--- DATA UNDER STUDY ---
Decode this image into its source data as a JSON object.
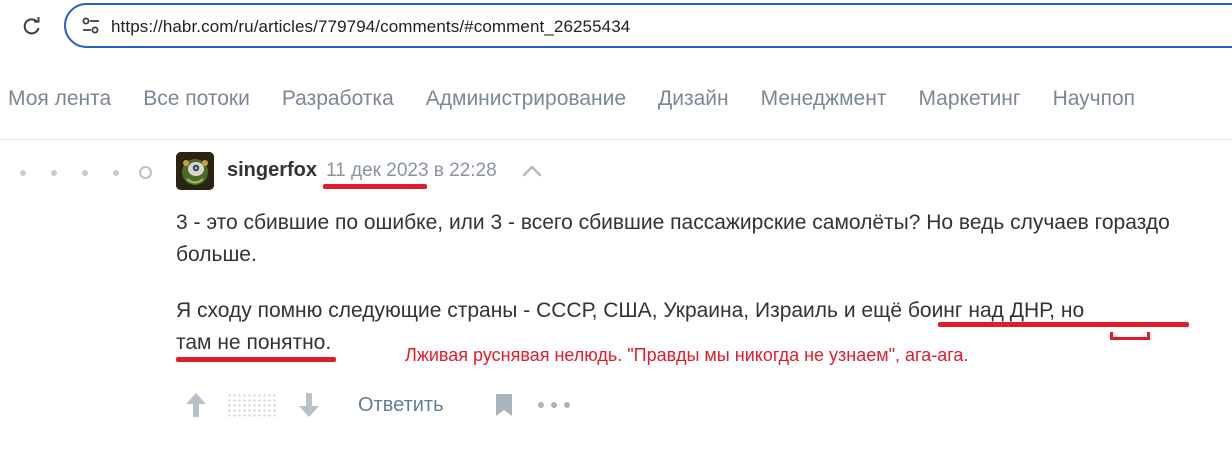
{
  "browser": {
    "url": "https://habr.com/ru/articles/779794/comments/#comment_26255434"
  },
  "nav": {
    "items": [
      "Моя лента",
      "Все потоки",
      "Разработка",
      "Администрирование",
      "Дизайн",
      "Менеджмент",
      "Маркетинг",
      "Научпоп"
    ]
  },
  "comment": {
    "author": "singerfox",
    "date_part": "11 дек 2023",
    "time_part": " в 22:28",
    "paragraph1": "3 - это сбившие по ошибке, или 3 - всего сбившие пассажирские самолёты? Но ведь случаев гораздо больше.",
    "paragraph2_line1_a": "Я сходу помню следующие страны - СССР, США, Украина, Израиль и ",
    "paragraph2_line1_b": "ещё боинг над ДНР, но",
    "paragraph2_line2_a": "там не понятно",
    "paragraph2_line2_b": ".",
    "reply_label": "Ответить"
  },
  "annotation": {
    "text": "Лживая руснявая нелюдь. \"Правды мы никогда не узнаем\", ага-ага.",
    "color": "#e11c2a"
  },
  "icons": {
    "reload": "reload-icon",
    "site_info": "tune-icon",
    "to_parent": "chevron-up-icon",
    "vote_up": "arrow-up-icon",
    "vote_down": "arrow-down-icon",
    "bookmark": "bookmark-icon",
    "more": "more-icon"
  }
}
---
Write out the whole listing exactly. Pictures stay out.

Decode this image into its source data as a JSON object.
{
  "browser": {
    "url": "https://habr.com/ru/articles/779794/comments/#comment_26255434"
  },
  "nav": {
    "items": [
      "Моя лента",
      "Все потоки",
      "Разработка",
      "Администрирование",
      "Дизайн",
      "Менеджмент",
      "Маркетинг",
      "Научпоп"
    ]
  },
  "comment": {
    "author": "singerfox",
    "date_part": "11 дек 2023",
    "time_part": " в 22:28",
    "paragraph1": "3 - это сбившие по ошибке, или 3 - всего сбившие пассажирские самолёты? Но ведь случаев гораздо больше.",
    "paragraph2_line1_a": "Я сходу помню следующие страны - СССР, США, Украина, Израиль и ",
    "paragraph2_line1_b": "ещё боинг над ДНР, но",
    "paragraph2_line2_a": "там не понятно",
    "paragraph2_line2_b": ".",
    "reply_label": "Ответить"
  },
  "annotation": {
    "text": "Лживая руснявая нелюдь. \"Правды мы никогда не узнаем\", ага-ага.",
    "color": "#e11c2a"
  },
  "icons": {
    "reload": "reload-icon",
    "site_info": "tune-icon",
    "to_parent": "chevron-up-icon",
    "vote_up": "arrow-up-icon",
    "vote_down": "arrow-down-icon",
    "bookmark": "bookmark-icon",
    "more": "more-icon"
  }
}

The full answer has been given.